Another unique feature of Radium Springs is the Leasburg Dam. Constructed in 1908, it is one of the oldest diversion dams in New Mexico which was constructed not to hold back the flow of the Rio Grande river, but to instead divert it into a system of canals for use by nearby farms. Leasburg Dam State Park offers year-round camping, picnicking, and bird watching. From about mid-March to mid-October the park is also a venue for fishing, canoeing, and kayaking in the Rio Grande.
The most popular site to visit is Fort Selden State Monument. Built in 1865 by troops from Albuquerque, the entire post was constructed of adobe with the exception of the Administration Building. The fort was established in an effort to bring peace to the south central region of present day New Mexico. Housing units of the U.S. Infantry and Cavalry, the intent was to protect settlers and travelers in the Mesilla Valley from desperados and Apache Indians. Several of the units stationed at the fort were black troopers, referred to as Buffalo Soldiers. A young Douglas Mac Arthur called the fort home while his father was post commander in the late 1880s. By 1890 criminals and raiding parties were no longer considered a threat as hostilities and, like many small forts in the Southwest, the government decommissioned the fort and it was abandoned in 1891. Today the stark adobe brick walls of the frontier past evoke a feeling of personal connection to the past. A visitor center offers exhibits on frontier and military life and living history demonstrations are occasionally offered on weekends from 1-4 pm, May 1-Sept. 15.
Before you leave Radium Springs, be sure to quench your thirst at Fort Selden Winery.
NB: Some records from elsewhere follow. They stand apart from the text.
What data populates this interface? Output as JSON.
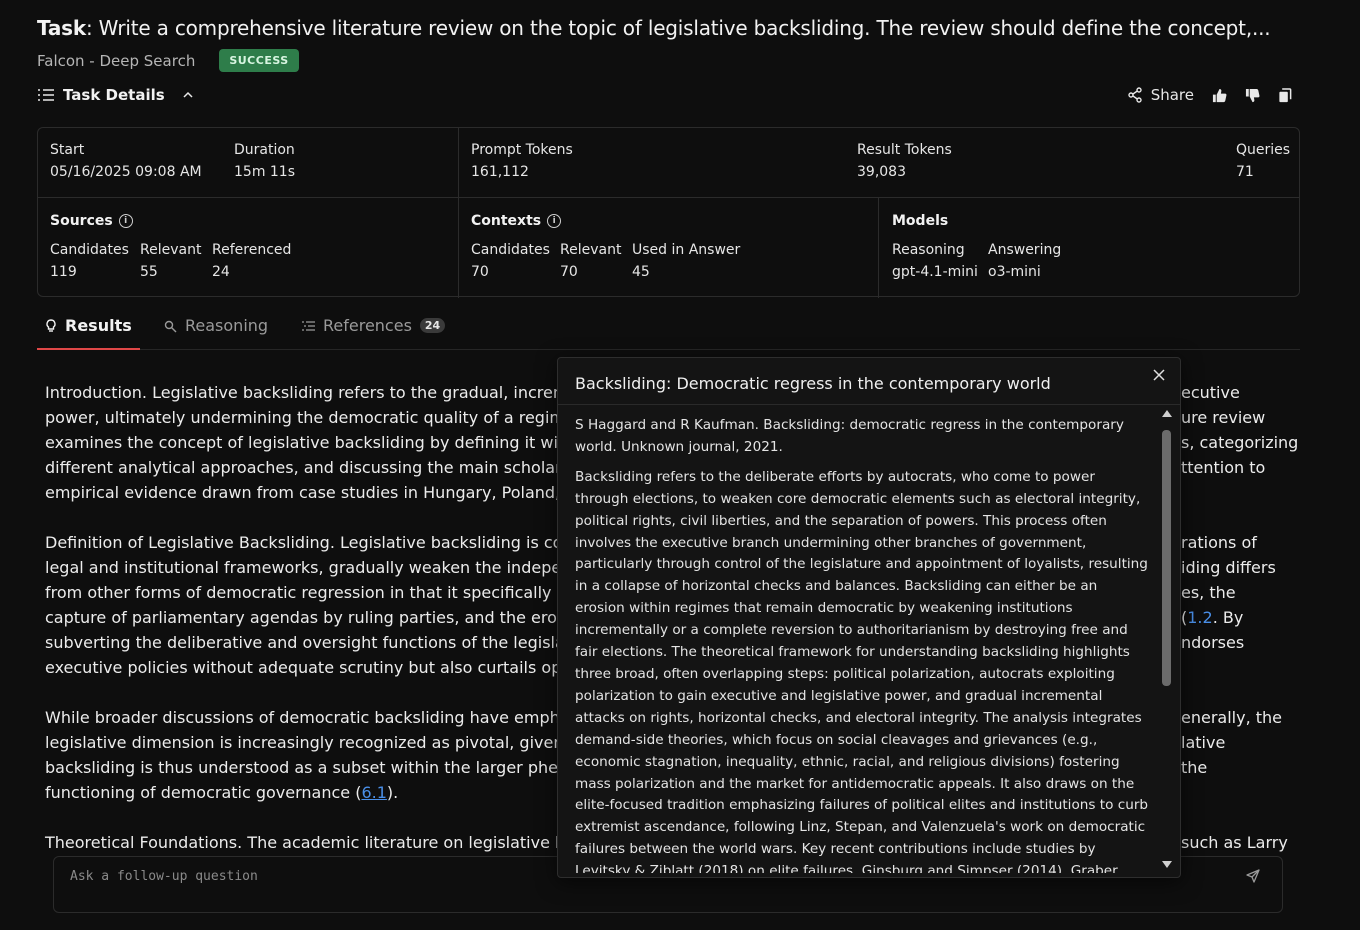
{
  "task": {
    "prefix": "Task",
    "text": "Write a comprehensive literature review on the topic of legislative backsliding. The review should define the concept,...",
    "agent": "Falcon - Deep Search",
    "status": "SUCCESS"
  },
  "details_toggle": {
    "label": "Task Details"
  },
  "actions": {
    "share": "Share"
  },
  "stats": {
    "start": {
      "label": "Start",
      "value": "05/16/2025 09:08 AM"
    },
    "duration": {
      "label": "Duration",
      "value": "15m 11s"
    },
    "prompt_tokens": {
      "label": "Prompt Tokens",
      "value": "161,112"
    },
    "result_tokens": {
      "label": "Result Tokens",
      "value": "39,083"
    },
    "queries": {
      "label": "Queries",
      "value": "71"
    },
    "sources": {
      "title": "Sources",
      "candidates": {
        "label": "Candidates",
        "value": "119"
      },
      "relevant": {
        "label": "Relevant",
        "value": "55"
      },
      "referenced": {
        "label": "Referenced",
        "value": "24"
      }
    },
    "contexts": {
      "title": "Contexts",
      "candidates": {
        "label": "Candidates",
        "value": "70"
      },
      "relevant": {
        "label": "Relevant",
        "value": "70"
      },
      "used": {
        "label": "Used in Answer",
        "value": "45"
      }
    },
    "models": {
      "title": "Models",
      "reasoning": {
        "label": "Reasoning",
        "value": "gpt-4.1-mini"
      },
      "answering": {
        "label": "Answering",
        "value": "o3-mini"
      }
    }
  },
  "tabs": [
    {
      "label": "Results",
      "active": true
    },
    {
      "label": "Reasoning",
      "active": false
    },
    {
      "label": "References",
      "active": false,
      "count": "24"
    }
  ],
  "results": {
    "p1": [
      "Introduction. Legislative backsliding refers to the gradual, increme",
      "power, ultimately undermining the democratic quality of a regime w",
      "examines the concept of legislative backsliding by defining it withi",
      "different analytical approaches, and discussing the main scholarly",
      "empirical evidence drawn from case studies in Hungary, Poland, ar"
    ],
    "p1_right": [
      "ecutive",
      "ure review",
      "s, categorizing",
      "ttention to",
      ""
    ],
    "p2": [
      "Definition of Legislative Backsliding. Legislative backsliding is conc",
      "legal and institutional frameworks, gradually weaken the independ",
      "from other forms of democratic regression in that it specifically ex",
      "capture of parliamentary agendas by ruling parties, and the erodin",
      "subverting the deliberative and oversight functions of the legislatu",
      "executive policies without adequate scrutiny but also curtails oppo"
    ],
    "p2_right": [
      "rations of",
      "iding differs",
      "es, the",
      "",
      "ndorses",
      ""
    ],
    "p2_link": "1.2",
    "p2_link_after": ". By",
    "p3": [
      "While broader discussions of democratic backsliding have emphas",
      "legislative dimension is increasingly recognized as pivotal, given it",
      "backsliding is thus understood as a subset within the larger pheno",
      "functioning of democratic governance ("
    ],
    "p3_right": [
      "enerally, the",
      "lative",
      "the",
      ""
    ],
    "p3_link": "6.1",
    "p3_link_after": ").",
    "p4": "Theoretical Foundations. The academic literature on legislative bac",
    "p4_right": "such as Larry"
  },
  "followup": {
    "placeholder": "Ask a follow-up question"
  },
  "popup": {
    "title": "Backsliding: Democratic regress in the contemporary world",
    "citation": "S Haggard and R Kaufman. Backsliding: democratic regress in the contemporary world. Unknown journal, 2021.",
    "abstract": "Backsliding refers to the deliberate efforts by autocrats, who come to power through elections, to weaken core democratic elements such as electoral integrity, political rights, civil liberties, and the separation of powers. This process often involves the executive branch undermining other branches of government, particularly through control of the legislature and appointment of loyalists, resulting in a collapse of horizontal checks and balances. Backsliding can either be an erosion within regimes that remain democratic by weakening institutions incrementally or a complete reversion to authoritarianism by destroying free and fair elections. The theoretical framework for understanding backsliding highlights three broad, often overlapping steps: political polarization, autocrats exploiting polarization to gain executive and legislative power, and gradual incremental attacks on rights, horizontal checks, and electoral integrity. The analysis integrates demand-side theories, which focus on social cleavages and grievances (e.g., economic stagnation, inequality, ethnic, racial, and religious divisions) fostering mass polarization and the market for antidemocratic appeals. It also draws on the elite-focused tradition emphasizing failures of political elites and institutions to curb extremist ascendance, following Linz, Stepan, and Valenzuela's work on democratic failures between the world wars. Key recent contributions include studies by Levitsky & Ziblatt (2018) on elite failures, Ginsburg and Simpser (2014), Graber,"
  },
  "colors": {
    "accent": "#e04848",
    "success": "#2e7d4a",
    "link": "#4a8fe8"
  }
}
They offer wine tastings every Friday, Saturday and Sunday from Noon until 5 pm!